** Problem description **
Write out all the data below exactly.

┌─ The data

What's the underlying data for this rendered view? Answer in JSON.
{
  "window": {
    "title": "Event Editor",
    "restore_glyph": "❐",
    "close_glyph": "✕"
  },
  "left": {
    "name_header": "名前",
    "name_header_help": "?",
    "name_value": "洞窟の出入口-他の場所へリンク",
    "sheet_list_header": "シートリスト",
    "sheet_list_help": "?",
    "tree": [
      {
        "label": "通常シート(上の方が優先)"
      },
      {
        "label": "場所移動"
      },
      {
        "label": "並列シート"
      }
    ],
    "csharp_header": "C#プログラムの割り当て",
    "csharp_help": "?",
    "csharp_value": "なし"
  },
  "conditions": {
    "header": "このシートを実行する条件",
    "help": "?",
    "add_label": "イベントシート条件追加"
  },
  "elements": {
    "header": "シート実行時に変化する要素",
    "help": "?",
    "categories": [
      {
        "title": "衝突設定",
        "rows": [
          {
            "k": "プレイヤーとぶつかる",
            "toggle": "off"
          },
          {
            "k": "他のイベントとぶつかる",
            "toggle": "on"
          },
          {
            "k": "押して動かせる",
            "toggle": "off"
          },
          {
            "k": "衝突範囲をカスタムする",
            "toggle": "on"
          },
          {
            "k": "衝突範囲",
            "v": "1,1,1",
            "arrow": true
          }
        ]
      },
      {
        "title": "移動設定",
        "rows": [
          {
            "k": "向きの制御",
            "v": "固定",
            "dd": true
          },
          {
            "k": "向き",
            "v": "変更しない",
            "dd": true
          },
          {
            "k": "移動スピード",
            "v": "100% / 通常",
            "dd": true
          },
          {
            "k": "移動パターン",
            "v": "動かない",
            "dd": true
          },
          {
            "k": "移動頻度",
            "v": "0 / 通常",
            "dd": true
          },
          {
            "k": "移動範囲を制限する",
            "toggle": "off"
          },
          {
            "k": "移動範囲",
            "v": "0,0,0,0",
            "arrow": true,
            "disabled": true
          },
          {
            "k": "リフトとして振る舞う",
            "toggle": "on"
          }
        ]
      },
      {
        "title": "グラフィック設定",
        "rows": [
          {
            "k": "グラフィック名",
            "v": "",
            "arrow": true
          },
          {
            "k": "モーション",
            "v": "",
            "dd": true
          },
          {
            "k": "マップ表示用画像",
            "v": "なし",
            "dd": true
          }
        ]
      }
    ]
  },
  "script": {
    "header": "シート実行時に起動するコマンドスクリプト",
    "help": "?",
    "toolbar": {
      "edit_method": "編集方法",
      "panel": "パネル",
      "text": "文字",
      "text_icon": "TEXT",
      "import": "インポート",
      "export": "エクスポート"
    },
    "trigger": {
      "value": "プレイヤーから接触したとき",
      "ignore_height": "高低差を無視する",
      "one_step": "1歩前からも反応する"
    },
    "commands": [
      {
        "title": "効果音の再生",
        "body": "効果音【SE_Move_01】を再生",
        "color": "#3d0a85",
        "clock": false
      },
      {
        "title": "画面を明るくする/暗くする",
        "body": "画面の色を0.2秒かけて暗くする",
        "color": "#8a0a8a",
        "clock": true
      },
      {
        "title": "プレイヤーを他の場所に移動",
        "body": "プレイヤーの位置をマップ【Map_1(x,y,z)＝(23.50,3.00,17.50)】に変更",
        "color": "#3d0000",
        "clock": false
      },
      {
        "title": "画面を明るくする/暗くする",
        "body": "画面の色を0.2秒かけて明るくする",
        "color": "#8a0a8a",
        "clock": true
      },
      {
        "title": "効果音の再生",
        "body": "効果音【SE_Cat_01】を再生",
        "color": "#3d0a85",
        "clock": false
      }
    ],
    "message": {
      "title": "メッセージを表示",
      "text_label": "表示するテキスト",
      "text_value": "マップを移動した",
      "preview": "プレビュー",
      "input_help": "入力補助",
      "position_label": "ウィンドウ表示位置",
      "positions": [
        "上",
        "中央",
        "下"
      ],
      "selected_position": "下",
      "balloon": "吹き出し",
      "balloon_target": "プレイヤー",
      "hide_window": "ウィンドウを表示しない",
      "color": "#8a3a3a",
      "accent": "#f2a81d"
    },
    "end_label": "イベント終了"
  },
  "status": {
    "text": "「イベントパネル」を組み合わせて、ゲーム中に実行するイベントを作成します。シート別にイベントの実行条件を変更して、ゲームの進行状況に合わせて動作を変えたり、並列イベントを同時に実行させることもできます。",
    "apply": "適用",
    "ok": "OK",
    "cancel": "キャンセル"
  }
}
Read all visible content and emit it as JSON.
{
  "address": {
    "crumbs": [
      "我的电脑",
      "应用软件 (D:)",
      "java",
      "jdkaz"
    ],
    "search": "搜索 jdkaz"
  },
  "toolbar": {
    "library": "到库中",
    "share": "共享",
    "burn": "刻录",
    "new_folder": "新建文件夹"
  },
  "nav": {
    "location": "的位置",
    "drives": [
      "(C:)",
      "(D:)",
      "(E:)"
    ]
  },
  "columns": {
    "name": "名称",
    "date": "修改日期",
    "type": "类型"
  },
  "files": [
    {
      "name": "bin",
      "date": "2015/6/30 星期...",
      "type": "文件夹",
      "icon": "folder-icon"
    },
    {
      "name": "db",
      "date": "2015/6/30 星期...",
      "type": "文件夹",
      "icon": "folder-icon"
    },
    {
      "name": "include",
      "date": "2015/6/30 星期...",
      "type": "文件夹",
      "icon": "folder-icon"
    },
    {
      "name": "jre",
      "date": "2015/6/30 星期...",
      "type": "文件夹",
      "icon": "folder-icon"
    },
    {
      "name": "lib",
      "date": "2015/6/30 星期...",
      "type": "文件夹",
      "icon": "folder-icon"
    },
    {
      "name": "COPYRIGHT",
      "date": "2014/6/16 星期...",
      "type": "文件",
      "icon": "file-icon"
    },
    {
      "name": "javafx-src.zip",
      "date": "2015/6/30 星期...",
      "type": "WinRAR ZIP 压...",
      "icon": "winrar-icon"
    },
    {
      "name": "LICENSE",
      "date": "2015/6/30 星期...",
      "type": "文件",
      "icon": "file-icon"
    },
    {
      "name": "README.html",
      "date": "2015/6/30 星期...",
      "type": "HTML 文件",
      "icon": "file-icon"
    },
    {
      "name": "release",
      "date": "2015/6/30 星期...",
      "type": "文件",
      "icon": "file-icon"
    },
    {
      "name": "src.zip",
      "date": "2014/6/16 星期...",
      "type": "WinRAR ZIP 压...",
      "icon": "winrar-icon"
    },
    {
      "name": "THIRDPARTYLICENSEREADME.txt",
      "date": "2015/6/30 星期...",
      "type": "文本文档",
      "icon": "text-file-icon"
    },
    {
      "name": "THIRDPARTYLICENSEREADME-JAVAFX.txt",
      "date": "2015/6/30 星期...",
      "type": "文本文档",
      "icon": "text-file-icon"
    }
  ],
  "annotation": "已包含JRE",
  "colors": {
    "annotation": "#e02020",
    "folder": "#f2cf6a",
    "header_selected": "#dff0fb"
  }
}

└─

** Result **
What's the underlying data for this rendered view? Answer in JSON.
{
  "window": {
    "title": "Event Editor",
    "restore_glyph": "❐",
    "close_glyph": "✕"
  },
  "left": {
    "name_header": "名前",
    "name_header_help": "?",
    "name_value": "洞窟の出入口-他の場所へリンク",
    "sheet_list_header": "シートリスト",
    "sheet_list_help": "?",
    "tree": [
      {
        "label": "通常シート(上の方が優先)"
      },
      {
        "label": "場所移動"
      },
      {
        "label": "並列シート"
      }
    ],
    "csharp_header": "C#プログラムの割り当て",
    "csharp_help": "?",
    "csharp_value": "なし"
  },
  "conditions": {
    "header": "このシートを実行する条件",
    "help": "?",
    "add_label": "イベントシート条件追加"
  },
  "elements": {
    "header": "シート実行時に変化する要素",
    "help": "?",
    "categories": [
      {
        "title": "衝突設定",
        "rows": [
          {
            "k": "プレイヤーとぶつかる",
            "toggle": "off"
          },
          {
            "k": "他のイベントとぶつかる",
            "toggle": "on"
          },
          {
            "k": "押して動かせる",
            "toggle": "off"
          },
          {
            "k": "衝突範囲をカスタムする",
            "toggle": "on"
          },
          {
            "k": "衝突範囲",
            "v": "1,1,1",
            "arrow": true
          }
        ]
      },
      {
        "title": "移動設定",
        "rows": [
          {
            "k": "向きの制御",
            "v": "固定",
            "dd": true
          },
          {
            "k": "向き",
            "v": "変更しない",
            "dd": true
          },
          {
            "k": "移動スピード",
            "v": "100% / 通常",
            "dd": true
          },
          {
            "k": "移動パターン",
            "v": "動かない",
            "dd": true
          },
          {
            "k": "移動頻度",
            "v": "0 / 通常",
            "dd": true
          },
          {
            "k": "移動範囲を制限する",
            "toggle": "off"
          },
          {
            "k": "移動範囲",
            "v": "0,0,0,0",
            "arrow": true,
            "disabled": true
          },
          {
            "k": "リフトとして振る舞う",
            "toggle": "on"
          }
        ]
      },
      {
        "title": "グラフィック設定",
        "rows": [
          {
            "k": "グラフィック名",
            "v": "",
            "arrow": true
          },
          {
            "k": "モーション",
            "v": "",
            "dd": true
          },
          {
            "k": "マップ表示用画像",
            "v": "なし",
            "dd": true
          }
        ]
      }
    ]
  },
  "script": {
    "header": "シート実行時に起動するコマンドスクリプト",
    "help": "?",
    "toolbar": {
      "edit_method": "編集方法",
      "panel": "パネル",
      "text": "文字",
      "text_icon": "TEXT",
      "import": "インポート",
      "export": "エクスポート"
    },
    "trigger": {
      "value": "プレイヤーから接触したとき",
      "ignore_height": "高低差を無視する",
      "one_step": "1歩前からも反応する"
    },
    "commands": [
      {
        "title": "効果音の再生",
        "body": "効果音【SE_Move_01】を再生",
        "color": "#3d0a85",
        "clock": false
      },
      {
        "title": "画面を明るくする/暗くする",
        "body": "画面の色を0.2秒かけて暗くする",
        "color": "#8a0a8a",
        "clock": true
      },
      {
        "title": "プレイヤーを他の場所に移動",
        "body": "プレイヤーの位置をマップ【Map_1(x,y,z)＝(23.50,3.00,17.50)】に変更",
        "color": "#3d0000",
        "clock": false
      },
      {
        "title": "画面を明るくする/暗くする",
        "body": "画面の色を0.2秒かけて明るくする",
        "color": "#8a0a8a",
        "clock": true
      },
      {
        "title": "効果音の再生",
        "body": "効果音【SE_Cat_01】を再生",
        "color": "#3d0a85",
        "clock": false
      }
    ],
    "message": {
      "title": "メッセージを表示",
      "text_label": "表示するテキスト",
      "text_value": "マップを移動した",
      "preview": "プレビュー",
      "input_help": "入力補助",
      "position_label": "ウィンドウ表示位置",
      "positions": [
        "上",
        "中央",
        "下"
      ],
      "selected_position": "下",
      "balloon": "吹き出し",
      "balloon_target": "プレイヤー",
      "hide_window": "ウィンドウを表示しない",
      "color": "#8a3a3a",
      "accent": "#f2a81d"
    },
    "end_label": "イベント終了"
  },
  "status": {
    "text": "「イベントパネル」を組み合わせて、ゲーム中に実行するイベントを作成します。シート別にイベントの実行条件を変更して、ゲームの進行状況に合わせて動作を変えたり、並列イベントを同時に実行させることもできます。",
    "apply": "適用",
    "ok": "OK",
    "cancel": "キャンセル"
  }
}
Read all visible content and emit it as JSON.
{
  "address": {
    "crumbs": [
      "我的电脑",
      "应用软件 (D:)",
      "java",
      "jdkaz"
    ],
    "search": "搜索 jdkaz"
  },
  "toolbar": {
    "library": "到库中",
    "share": "共享",
    "burn": "刻录",
    "new_folder": "新建文件夹"
  },
  "nav": {
    "location": "的位置",
    "drives": [
      "(C:)",
      "(D:)",
      "(E:)"
    ]
  },
  "columns": {
    "name": "名称",
    "date": "修改日期",
    "type": "类型"
  },
  "files": [
    {
      "name": "bin",
      "date": "2015/6/30 星期...",
      "type": "文件夹",
      "icon": "folder-icon"
    },
    {
      "name": "db",
      "date": "2015/6/30 星期...",
      "type": "文件夹",
      "icon": "folder-icon"
    },
    {
      "name": "include",
      "date": "2015/6/30 星期...",
      "type": "文件夹",
      "icon": "folder-icon"
    },
    {
      "name": "jre",
      "date": "2015/6/30 星期...",
      "type": "文件夹",
      "icon": "folder-icon"
    },
    {
      "name": "lib",
      "date": "2015/6/30 星期...",
      "type": "文件夹",
      "icon": "folder-icon"
    },
    {
      "name": "COPYRIGHT",
      "date": "2014/6/16 星期...",
      "type": "文件",
      "icon": "file-icon"
    },
    {
      "name": "javafx-src.zip",
      "date": "2015/6/30 星期...",
      "type": "WinRAR ZIP 压...",
      "icon": "winrar-icon"
    },
    {
      "name": "LICENSE",
      "date": "2015/6/30 星期...",
      "type": "文件",
      "icon": "file-icon"
    },
    {
      "name": "README.html",
      "date": "2015/6/30 星期...",
      "type": "HTML 文件",
      "icon": "file-icon"
    },
    {
      "name": "release",
      "date": "2015/6/30 星期...",
      "type": "文件",
      "icon": "file-icon"
    },
    {
      "name": "src.zip",
      "date": "2014/6/16 星期...",
      "type": "WinRAR ZIP 压...",
      "icon": "winrar-icon"
    },
    {
      "name": "THIRDPARTYLICENSEREADME.txt",
      "date": "2015/6/30 星期...",
      "type": "文本文档",
      "icon": "text-file-icon"
    },
    {
      "name": "THIRDPARTYLICENSEREADME-JAVAFX.txt",
      "date": "2015/6/30 星期...",
      "type": "文本文档",
      "icon": "text-file-icon"
    }
  ],
  "annotation": "已包含JRE",
  "colors": {
    "annotation": "#e02020",
    "folder": "#f2cf6a",
    "header_selected": "#dff0fb"
  }
}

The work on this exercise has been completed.